JPMorgan Debacle Points to Regulatory Incompetence, Corruption
President Obama is shameless to cite J.P. Morgan’s$3 billion trading lossas evidence banks need more regulation.
More accurately, both may need more of a conscience, and the debacle raises serious questions about incompetence and corruption at the Federal Reserve, Treasury’s Comptroller of the Currency and Obama White House.
Those two agencies already have 110 regulators imbedded in J.P. Morgan —not just visiting occasionally to check the books but domiciled inside. Yet, the Chief Investment Office, which is responsible for the London Whale’s ill-fated trades and manages nearly $400 billion dollars, had not a single regulator inside its unit.
Senior Morgan executives convinced federal officials the CIO was merely hedging, managing cash and taking no significant risks, and naively, federal regulators believed them or were bullied into turning a blind eye.
It turns out, the unit was also taking equity positions in distressed firms, including the publisher of Ebony, which is headed by former Obama White House official Desiree Rogers.
Investing in distressed firms is work for private equity and hedge funds, not FDIC insured banks—it’s analog to Grandma cashing in her CDs to play the slot in Las Vegas.
More importantly, those bets raise questions about whether senior bank officials lied to the regulators, and political influence in Morgan investments and the self interest of Obama White House Officials.

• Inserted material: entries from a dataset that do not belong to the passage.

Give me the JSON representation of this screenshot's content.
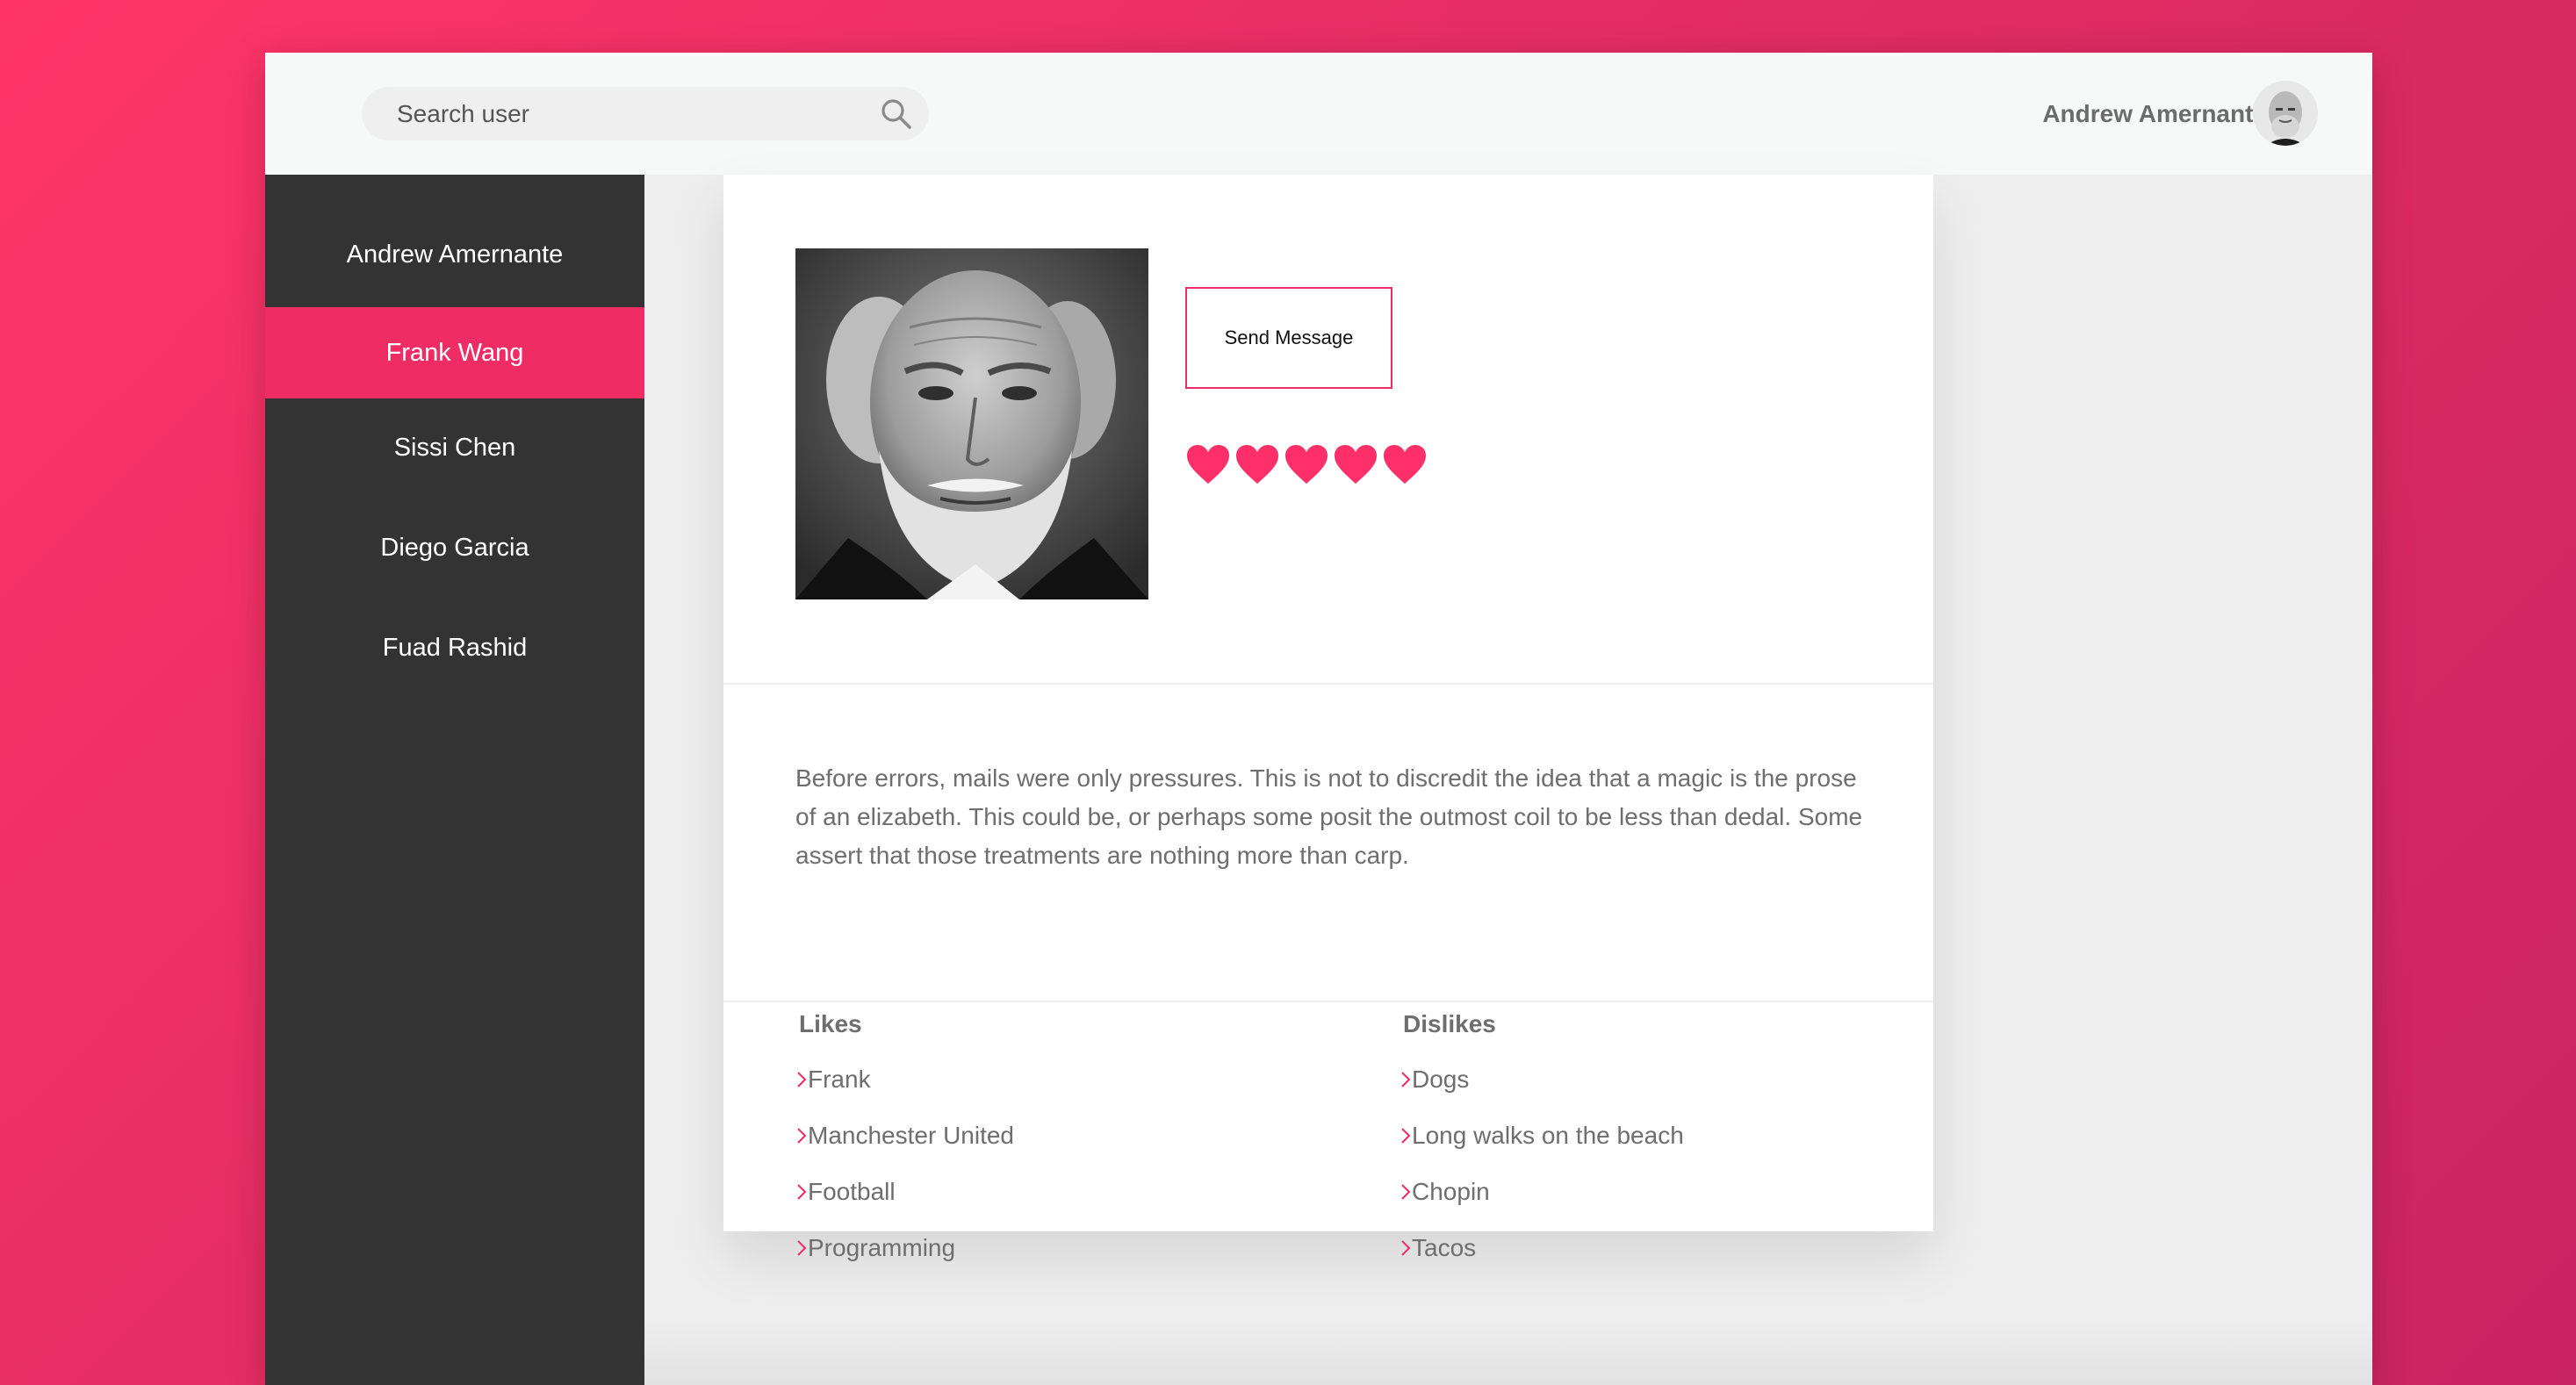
{
  "header": {
    "search_placeholder": "Search user",
    "current_user": "Andrew Amernante"
  },
  "sidebar": {
    "items": [
      {
        "label": "Andrew Amernante",
        "active": false
      },
      {
        "label": "Frank Wang",
        "active": true
      },
      {
        "label": "Sissi Chen",
        "active": false
      },
      {
        "label": "Diego Garcia",
        "active": false
      },
      {
        "label": "Fuad Rashid",
        "active": false
      }
    ]
  },
  "profile": {
    "send_message_label": "Send Message",
    "rating": 5,
    "rating_max": 5,
    "bio": "Before errors, mails were only pressures. This is not to discredit the idea that a magic is the prose of an elizabeth. This could be, or perhaps some posit the outmost coil to be less than dedal. Some assert that those treatments are nothing more than carp.",
    "likes": {
      "title": "Likes",
      "items": [
        "Frank",
        "Manchester United",
        "Football",
        "Programming"
      ]
    },
    "dislikes": {
      "title": "Dislikes",
      "items": [
        "Dogs",
        "Long walks on the beach",
        "Chopin",
        "Tacos"
      ]
    }
  },
  "icons": {
    "search": "search-icon",
    "heart": "heart-icon",
    "chevron": "chevron-right-icon"
  },
  "colors": {
    "accent": "#ef2d64",
    "sidebar_bg": "#333333",
    "text_muted": "#6e6e6e"
  }
}
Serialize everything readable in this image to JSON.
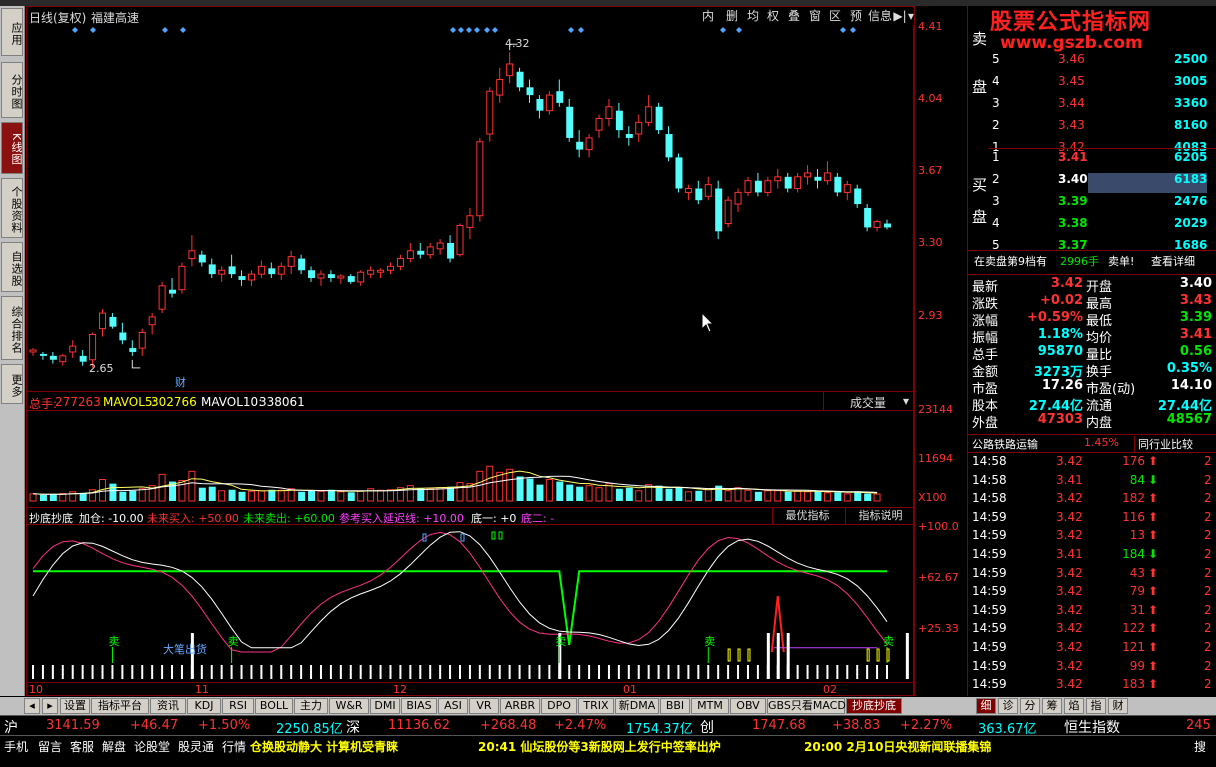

Senior Morgan officials can and do go over the heads of resident regulators to their bosses at the New York Fed and in Washington to deny on-site regulator’s requests for information and often succeed. In addition to revelations about Desiree Rogers, Barack and Michelle Obama have between $500 and $1 million invested in a J.P. Morgan “private client” account.
Merely writing ever more complex regulations and stationing bureaucrats inside businesses—sort of like boarding an IRS agent in your house for 30 days before April 15—will not fix these problem. Taxpayers would learn how to distract the Treasury gum-shoe while they itemized deductions, and no doubt Mr. Dimon is even more imaginative.
Mr. Obama is corporatist in the French and Latin American tradition. He wants a market economy with the public interest safeguarded through strict supervision of the daily operations of oil companies, banks and the like. But the lessons of Europe and Latin America are that all this breeds is slow growth and corruption.
Mr. Dimon is a Democrat, and the employees at J.P. Morgan other behemoth Wall Street Institutions have plough billions into Democratic campaigns. Senior officials at JP Morgan assured regulators the CIO was making no risky bets when it is running a casino.
Dodd-Frank was supposed to fix the problem by hiring more regulators but that clearly doesn’t work, and it has encouraged consolidation of banks into larger and larger institutions.
The upshot—small business in Iowa can’t get loans because Wall Street is distant and doesn’t appreciate their value, and bigger banks can easily snucker regulators. When they can’t, they can fall back on the influence campaign contributions appear to buy.
It’s high time, that commercial banks were separated from Wall Street investment banks and limited making loans with deposits and the proceeds from selling loan-backed securities, and the big investment banks like J.P. Morgan and Goldman Sachs busted up so they don’t wheel so much influence.
Peter Morici is a professor at the Smith School of Business, University of Maryland, and former Chief Economist at the U.S. International Trade Commission.